Mascarpone…rich, buttery mascarpone.
Italians in Italy’s Lombardy region have known of this delicate, soft, double to even TRIPLE cream cheese for centuries, but it wasn’t until a dessert came along in the early 70s that it made this import as essential to pastry chefs as any dairy product of its kind.
And that dessert is, of course, Tiramisu (about minute twenty in).
Now, in the event you’ve never enjoyed mascarpone on its own, unlike its cousins (sour and cream cheese) that are sharper and more acidic, mascarpone is silky smooth, pale ivory in color and mildly buttery in flavor. On the European continent, its closest relatives are the English Clotted Cream and the French Crème Fraiche.
In recipes, mascarpone is as equally suited for spreading as it is in a filling. It can be used 1 for 1 in nearly any recipe that calls for either sour or cream cheese. What you’ll get in return is a richer, more buttery taste.
Besides Tiramisu, mascarpone cheese is used in sauces, like alfredo, in dips (especially fruit dips), in ravioli stuffing (along with other cheeses), in cheesecake batters, in cream pie fillings, and in shakes, soups, mashed potatoes, pizzas, casseroles and dozens of other desserts.
Because making the Tiramisu dessert takes a bit of time, I’ve found a way to enjoy it every bit as much with very little effort. Just purchase a package of Savoiardi (Italian lady fingers) at Nino’s (they’re located on our strawberry table). Then make yourself an espresso or a strong cup of coffee.
Dip your Savoiardi (like a donut) in the coffee, spoon on some of the dip below and then pop it into your mouth! Instant Tiramisu!
Tiramisu Crème Dip (Makes 2 Cups)
- 16 oz. Mascarpone Cheese
- 2 tsp. Instant Espresso (powder or granulated)
- 1⁄2 cup Powdered Sugar
- 1 TBSP Chocolate Syrup
- 1 TBSP Dark Rum
1. Whisk all ingredients together until smooth.
2. Adjust flavoring and sweetness to taste.
If you’d like to try mascarpone cheese in a recipe other than a dessert, I recommend trying it in a sauce recipe like this one:
Chicken With Farfalle & Mascarpone (Yield: Serves 4)
- 1 Cup Mascarpone Cheese
- 2 TBSP Fresh Lemon Juice
- 1 tsp Freshly Cracked Black Pepper
- 4 Cups Raw, Boneless, Skinless Chicken Breast, cut in strips
- 1 TBSP Extra Virgin Olive Oil
- 1 TBSP Fresh Garlic, chopped

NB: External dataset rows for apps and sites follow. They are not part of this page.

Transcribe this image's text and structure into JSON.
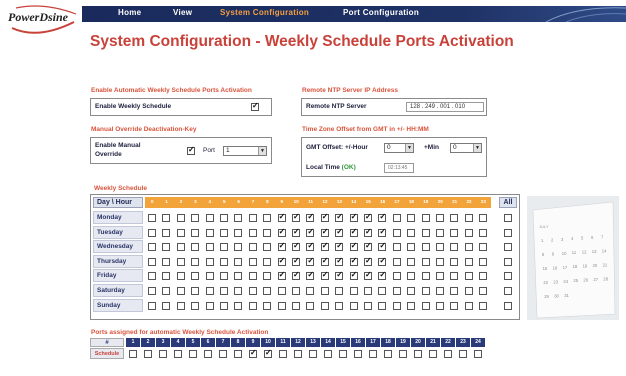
{
  "logo": {
    "text": "PowerDsine"
  },
  "nav": {
    "items": [
      {
        "label": "Home",
        "active": false
      },
      {
        "label": "View",
        "active": false
      },
      {
        "label": "System Configuration",
        "active": true
      },
      {
        "label": "Port Configuration",
        "active": false
      }
    ]
  },
  "page": {
    "title": "System Configuration - Weekly Schedule Ports Activation"
  },
  "enable_section": {
    "heading": "Enable Automatic Weekly Schedule Ports Activation",
    "label": "Enable Weekly Schedule",
    "checked": true
  },
  "ntp_section": {
    "heading": "Remote NTP Server IP Address",
    "label": "Remote NTP Server",
    "value": "128 . 249 . 001 . 010"
  },
  "override_section": {
    "heading": "Manual Override Deactivation-Key",
    "label_line1": "Enable Manual",
    "label_line2": "Override",
    "checked": true,
    "port_label": "Port",
    "port_value": "1"
  },
  "timezone_section": {
    "heading": "Time Zone Offset from GMT in +/- HH:MM",
    "offset_label": "GMT Offset: +/-Hour",
    "hour_value": "0",
    "min_label": "+Min",
    "min_value": "0",
    "local_time_label": "Local Time",
    "local_time_status": "(OK)",
    "local_time_value": "02:13:45"
  },
  "schedule": {
    "heading": "Weekly Schedule",
    "corner_label": "Day \\ Hour",
    "all_label": "All",
    "hours": [
      "0",
      "1",
      "2",
      "3",
      "4",
      "5",
      "6",
      "7",
      "8",
      "9",
      "10",
      "11",
      "12",
      "13",
      "14",
      "15",
      "16",
      "17",
      "18",
      "19",
      "20",
      "21",
      "22",
      "23"
    ],
    "days": [
      {
        "name": "Monday",
        "checked": [
          9,
          10,
          11,
          12,
          13,
          14,
          15,
          16
        ]
      },
      {
        "name": "Tuesday",
        "checked": [
          9,
          10,
          11,
          12,
          13,
          14,
          15,
          16
        ]
      },
      {
        "name": "Wednesday",
        "checked": [
          9,
          10,
          11,
          12,
          13,
          14,
          15,
          16
        ]
      },
      {
        "name": "Thursday",
        "checked": [
          9,
          10,
          11,
          12,
          13,
          14,
          15,
          16
        ]
      },
      {
        "name": "Friday",
        "checked": [
          9,
          10,
          11,
          12,
          13,
          14,
          15,
          16
        ]
      },
      {
        "name": "Saturday",
        "checked": []
      },
      {
        "name": "Sunday",
        "checked": []
      }
    ]
  },
  "ports_section": {
    "heading": "Ports assigned for automatic Weekly Schedule Activation",
    "hash_label": "#",
    "schedule_label": "Schedule",
    "ports": [
      "1",
      "2",
      "3",
      "4",
      "5",
      "6",
      "7",
      "8",
      "9",
      "10",
      "11",
      "12",
      "13",
      "14",
      "15",
      "16",
      "17",
      "18",
      "19",
      "20",
      "21",
      "22",
      "23",
      "24"
    ],
    "checked": [
      9,
      10
    ]
  },
  "calendar": {
    "month_label": "JULY",
    "dates": [
      "1",
      "2",
      "3",
      "4",
      "5",
      "6",
      "7",
      "8",
      "9",
      "10",
      "11",
      "12",
      "13",
      "14",
      "15",
      "16",
      "17",
      "18",
      "19",
      "20",
      "21",
      "22",
      "23",
      "24",
      "25",
      "26",
      "27",
      "28",
      "29",
      "30",
      "31"
    ]
  },
  "colors": {
    "accent": "#c8423a",
    "header_orange": "#f2a43a",
    "nav_bg": "#1a2a5c",
    "port_header": "#2a3a78"
  }
}
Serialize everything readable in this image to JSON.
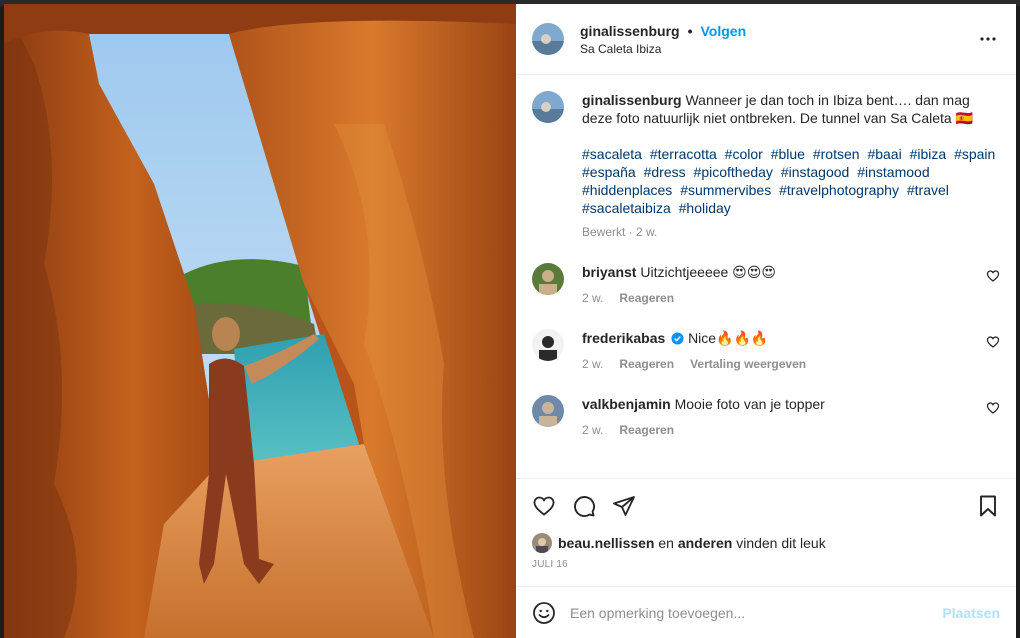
{
  "post": {
    "username": "ginalissenburg",
    "follow_label": "Volgen",
    "location": "Sa Caleta Ibiza",
    "separator": "•"
  },
  "caption": {
    "username": "ginalissenburg",
    "text": "Wanneer je dan toch in Ibiza bent…. dan mag deze foto natuurlijk niet ontbreken. De tunnel van Sa Caleta",
    "emoji": "🇪🇸",
    "hashtags": [
      "#sacaleta",
      "#terracotta",
      "#color",
      "#blue",
      "#rotsen",
      "#baai",
      "#ibiza",
      "#spain",
      "#españa",
      "#dress",
      "#picoftheday",
      "#instagood",
      "#instamood",
      "#hiddenplaces",
      "#summervibes",
      "#travelphotography",
      "#travel",
      "#sacaletaibiza",
      "#holiday"
    ],
    "meta": "Bewerkt · 2 w."
  },
  "comments": [
    {
      "username": "briyanst",
      "text": "Uitzichtjeeeee 😍😍😍",
      "age": "2 w.",
      "reply": "Reageren",
      "translate": "",
      "verified": false
    },
    {
      "username": "frederikabas",
      "text": "Nice🔥🔥🔥",
      "age": "2 w.",
      "reply": "Reageren",
      "translate": "Vertaling weergeven",
      "verified": true
    },
    {
      "username": "valkbenjamin",
      "text": "Mooie foto van je topper",
      "age": "2 w.",
      "reply": "Reageren",
      "translate": "",
      "verified": false
    }
  ],
  "likes": {
    "user": "beau.nellissen",
    "connector": " en ",
    "others": "anderen",
    "suffix": " vinden dit leuk"
  },
  "date": "JULI 16",
  "add_comment": {
    "placeholder": "Een opmerking toevoegen...",
    "post_label": "Plaatsen"
  },
  "icons": {
    "more": "more-horizontal-icon",
    "like": "heart-icon",
    "comment": "comment-bubble-icon",
    "share": "paper-plane-icon",
    "save": "bookmark-icon",
    "emoji": "smiley-icon",
    "verified": "verified-badge-icon"
  },
  "colors": {
    "accent": "#0095f6",
    "hashtag": "#00376b",
    "muted": "#8e8e8e",
    "text": "#262626",
    "post_disabled": "#b2dffc"
  }
}
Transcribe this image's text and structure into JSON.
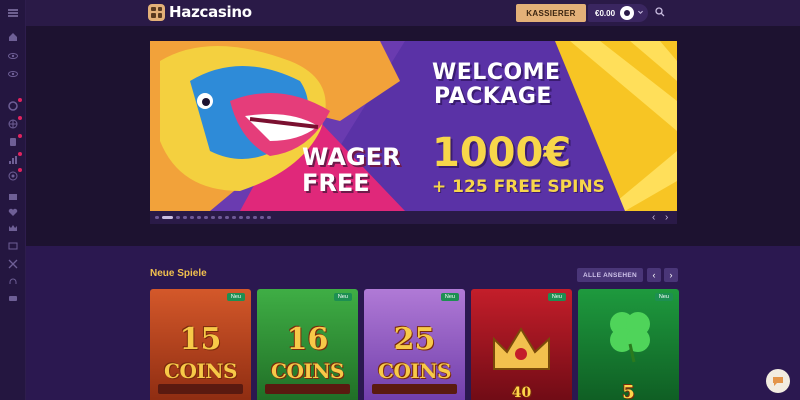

- 1/3 Cup Sun-Dried Tomatoes, chopped
- ¼ Cup Green Onions, chopped
- ¼ Cup Pine Nuts, whole
- 1 – 10 oz Bag Baby Spinach
- 1 lb Farfalle (Bow Tie) Pasta
- ¼ Cup Shredded Parmesan Cheese
- ¼ Cup Buttered Bread Crumbs (Optional)
- Cook farfalle in boiling salted water to al dente. Drain and reserve cooked pasta and ½ cup of the cooking water.
- Stir together the lemon juice, mascarpone, and pepper. Set aside.
- In a LARGE skillet, over medium-high heat, sauté chicken strips in ½ of the olive oil until just cooked and lightly browned. Reserve and keep warm.
- In the same skillet, now over medium heat, sauté the pine nuts until lightly toasted. Add the garlic and green onion and sauté a moment longer.
- To that sauté mixture, add back the chicken, the cooked pasta and the ½ cup of pasta water. Then add the sun-dried tomatoes and the uncooked spinach leaves. Cook this mixture over medium heat while gently stirring and folding the ingredients for 1 minute. Add the mascarpone mixture while stirring.
- Bring the sauce within the mixture to a simmer and then season with salt and any additional pepper to taste.
- Portion for service topped with Parmesan cheese and/or buttered bread crumbs.
Mascarpone isn’t just for desserts, and in truth, it’s more often found in non-sweet recipes overseas than the dish it became synonymous with in the states.
Stop by Nino’s soon and give this famous cheese a try.
You’ll love it.